Physical, psychological and behavioral consequences
- The acrophobic, like any phobic person, will tend to avoid visiting a monument in height, skiing, hang gliding, parachute but also more everyday situations such as discussions on a terrace for example.
- But acrophobia can even make it impossible to climb a ladder or stool.
- As soon as the possibility of leaving the safety of the ground and feeling the feet release contact with it, acrophobia kicks in and quickly becomes unbearable.
- Physically, acrophobias can develop permanent sensations of imbalance with joint tensions linked to a continuous alertness of their vigilance.
- Acrophobic women can also suffer from agoraphobia (fear of open spaces) or aviophobia ( fear of flying ) and have associated spasmophilic disorders .

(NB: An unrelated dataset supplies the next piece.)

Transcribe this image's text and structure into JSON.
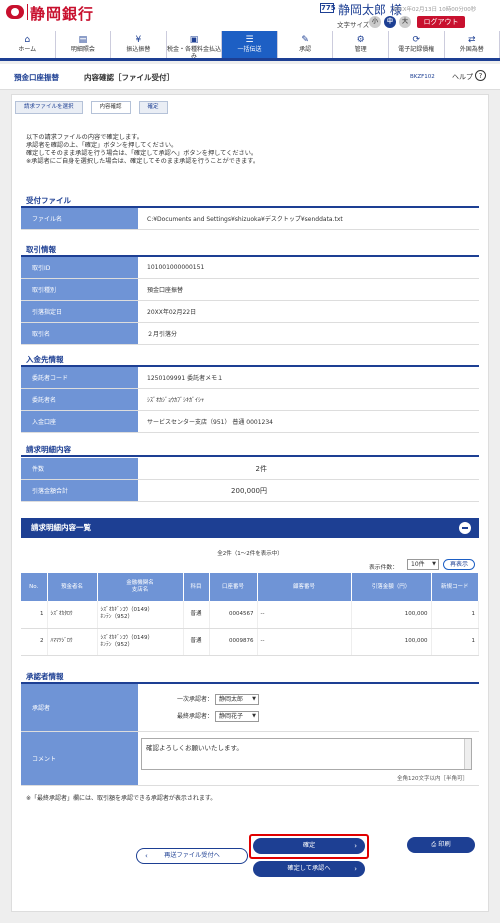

- In Alfred Hitchcock’s famous film Vertigo, the hero, ex-cop, Scottie is a victim of acrophobia.
- Lucile is a 25-year-old woman who has suffered from acrophobia for about ten years. Despite the therapeutic work, he cannot get rid of this phobia. Therefore, he has practiced avoidance behaviors that pollute his daily life.
- One day, while taking an elevator to defend himself in Paris, he finds himself in a glass well with the impression that he will crash to the ground. It’s total panic: feeling faint, acute anxiety.
- But in the center of his confusion there is suddenly the image of a cat thrown from a window and crashing to the ground.
- He manages to remember this event from his childhood: he sees his father violently throw his kitten from the top of the second floor.
- She makes the connection. She is that kitten that is going to die crushed! With this “discovery”, he decides to return to therapeutic work.
Phobias associated with acrophobia
- Fear of altitude: altphobia
- Fear of the mountains, sloping places: orophobia
- Fear of climbing high: cataphobia
- Fear of emptiness: bathmophobia, kenophobia
- Fear of cliffs: cremophobia
- Fear of crossing bridges: gephyrophobia
You could also read: Fear of Water: Definition, Symptoms, Causes, Treatment
Treatments for acrophobia
- Cognitive-behavioral approaches are very effective against phobias in general and against phobias in particular.
- Psychotherapy is also recommended to cure acrophobia.
- It allows to return to the source of the trauma and help the subject to find simple cognitive means to relativize and de-dramatize phobogenic situations (potential source of phobic activation).
Hello, how are you? My name is Georgia Tarrant, and I am a clinical psychologist. In everyday life, professional obligations seem to predominate over our personal life. It's as if work takes up more and more of the time we'd love to devote to our love life, our family, or even a moment of leisure.